Data entries:
►
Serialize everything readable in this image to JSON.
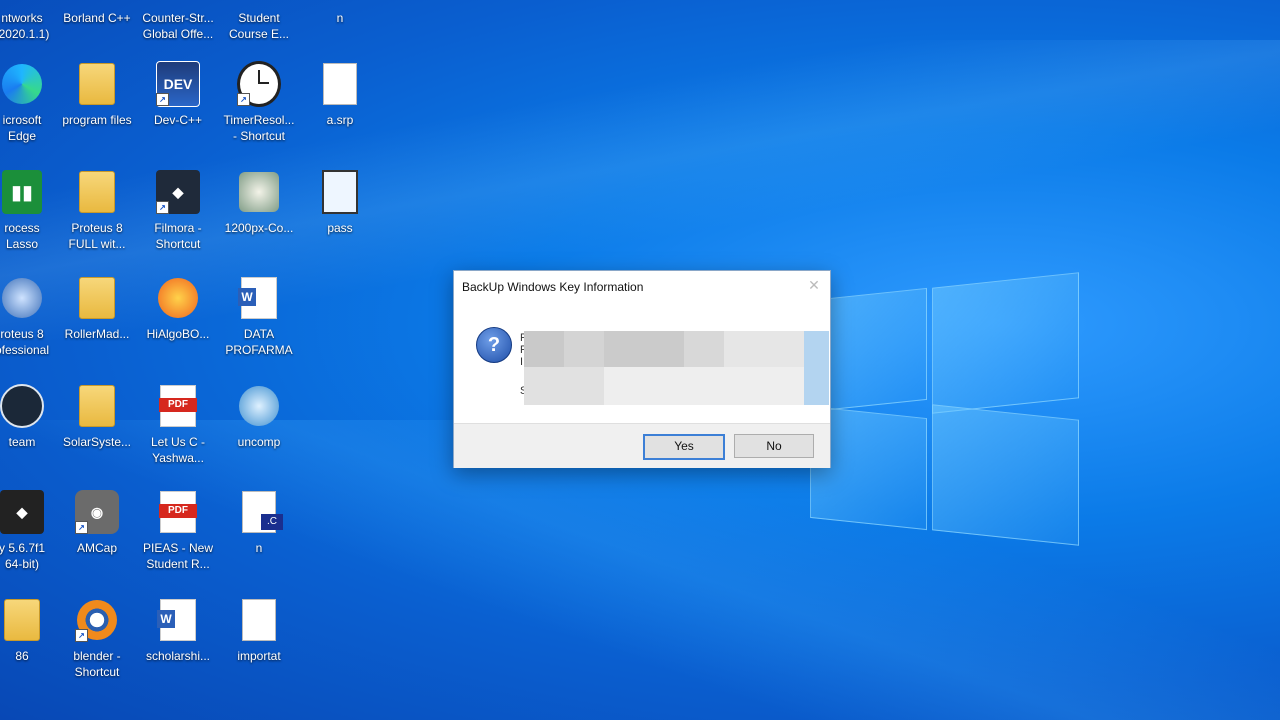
{
  "desktop": {
    "icons": [
      {
        "label": "ntworks\n(2020.1.1)",
        "icon": "app-icon"
      },
      {
        "label": "Borland C++",
        "icon": "app-icon"
      },
      {
        "label": "Counter-Str...\nGlobal Offe...",
        "icon": "game-icon"
      },
      {
        "label": "Student\nCourse E...",
        "icon": "doc-icon"
      },
      {
        "label": "n",
        "icon": "doc-icon"
      },
      {
        "label": "icrosoft\nEdge",
        "icon": "edge-icon"
      },
      {
        "label": "program files",
        "icon": "folder-icon"
      },
      {
        "label": "Dev-C++",
        "icon": "devcpp-icon"
      },
      {
        "label": "TimerResol...\n- Shortcut",
        "icon": "clock-icon"
      },
      {
        "label": "a.srp",
        "icon": "file-icon"
      },
      {
        "label": "rocess\nLasso",
        "icon": "process-lasso-icon"
      },
      {
        "label": "Proteus 8\nFULL wit...",
        "icon": "folder-icon"
      },
      {
        "label": "Filmora -\nShortcut",
        "icon": "filmora-icon"
      },
      {
        "label": "1200px-Co...",
        "icon": "image-icon"
      },
      {
        "label": "pass",
        "icon": "script-icon"
      },
      {
        "label": "roteus 8\nofessional",
        "icon": "proteus-icon"
      },
      {
        "label": "RollerMad...",
        "icon": "folder-icon"
      },
      {
        "label": "HiAlgoBO...",
        "icon": "hialgo-icon"
      },
      {
        "label": "DATA\nPROFARMA",
        "icon": "word-icon"
      },
      {
        "label": "team",
        "icon": "steam-icon"
      },
      {
        "label": "SolarSyste...",
        "icon": "folder-icon"
      },
      {
        "label": "Let Us C -\nYashwa...",
        "icon": "pdf-icon"
      },
      {
        "label": "uncomp",
        "icon": "atom-icon"
      },
      {
        "label": "y 5.6.7f1\n64-bit)",
        "icon": "unity-icon"
      },
      {
        "label": "AMCap",
        "icon": "camera-icon"
      },
      {
        "label": "PIEAS - New\nStudent R...",
        "icon": "pdf-icon"
      },
      {
        "label": "n",
        "icon": "c-file-icon"
      },
      {
        "label": "86",
        "icon": "folder-icon"
      },
      {
        "label": "blender -\nShortcut",
        "icon": "blender-icon"
      },
      {
        "label": "scholarshi...",
        "icon": "word-icon"
      },
      {
        "label": "importat",
        "icon": "doc-icon"
      }
    ]
  },
  "dialog": {
    "title": "BackUp Windows Key Information",
    "close_label": "✕",
    "icon": "question-icon",
    "icon_glyph": "?",
    "text_fragments": [
      "F",
      "F",
      "I",
      "S"
    ],
    "yes_label": "Yes",
    "no_label": "No"
  },
  "colors": {
    "desktop_bg": "#0a6ee0",
    "dialog_footer": "#f0f0f0",
    "button_focus": "#3c7fd6"
  }
}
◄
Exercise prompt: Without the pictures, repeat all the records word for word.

Solution to this task:
Serialize everything readable in this image to JSON.
{
  "desktop": {
    "icons": [
      {
        "label": "ntworks\n(2020.1.1)",
        "icon": "app-icon"
      },
      {
        "label": "Borland C++",
        "icon": "app-icon"
      },
      {
        "label": "Counter-Str...\nGlobal Offe...",
        "icon": "game-icon"
      },
      {
        "label": "Student\nCourse E...",
        "icon": "doc-icon"
      },
      {
        "label": "n",
        "icon": "doc-icon"
      },
      {
        "label": "icrosoft\nEdge",
        "icon": "edge-icon"
      },
      {
        "label": "program files",
        "icon": "folder-icon"
      },
      {
        "label": "Dev-C++",
        "icon": "devcpp-icon"
      },
      {
        "label": "TimerResol...\n- Shortcut",
        "icon": "clock-icon"
      },
      {
        "label": "a.srp",
        "icon": "file-icon"
      },
      {
        "label": "rocess\nLasso",
        "icon": "process-lasso-icon"
      },
      {
        "label": "Proteus 8\nFULL wit...",
        "icon": "folder-icon"
      },
      {
        "label": "Filmora -\nShortcut",
        "icon": "filmora-icon"
      },
      {
        "label": "1200px-Co...",
        "icon": "image-icon"
      },
      {
        "label": "pass",
        "icon": "script-icon"
      },
      {
        "label": "roteus 8\nofessional",
        "icon": "proteus-icon"
      },
      {
        "label": "RollerMad...",
        "icon": "folder-icon"
      },
      {
        "label": "HiAlgoBO...",
        "icon": "hialgo-icon"
      },
      {
        "label": "DATA\nPROFARMA",
        "icon": "word-icon"
      },
      {
        "label": "team",
        "icon": "steam-icon"
      },
      {
        "label": "SolarSyste...",
        "icon": "folder-icon"
      },
      {
        "label": "Let Us C -\nYashwa...",
        "icon": "pdf-icon"
      },
      {
        "label": "uncomp",
        "icon": "atom-icon"
      },
      {
        "label": "y 5.6.7f1\n64-bit)",
        "icon": "unity-icon"
      },
      {
        "label": "AMCap",
        "icon": "camera-icon"
      },
      {
        "label": "PIEAS - New\nStudent R...",
        "icon": "pdf-icon"
      },
      {
        "label": "n",
        "icon": "c-file-icon"
      },
      {
        "label": "86",
        "icon": "folder-icon"
      },
      {
        "label": "blender -\nShortcut",
        "icon": "blender-icon"
      },
      {
        "label": "scholarshi...",
        "icon": "word-icon"
      },
      {
        "label": "importat",
        "icon": "doc-icon"
      }
    ]
  },
  "dialog": {
    "title": "BackUp Windows Key Information",
    "close_label": "✕",
    "icon": "question-icon",
    "icon_glyph": "?",
    "text_fragments": [
      "F",
      "F",
      "I",
      "S"
    ],
    "yes_label": "Yes",
    "no_label": "No"
  },
  "colors": {
    "desktop_bg": "#0a6ee0",
    "dialog_footer": "#f0f0f0",
    "button_focus": "#3c7fd6"
  }
}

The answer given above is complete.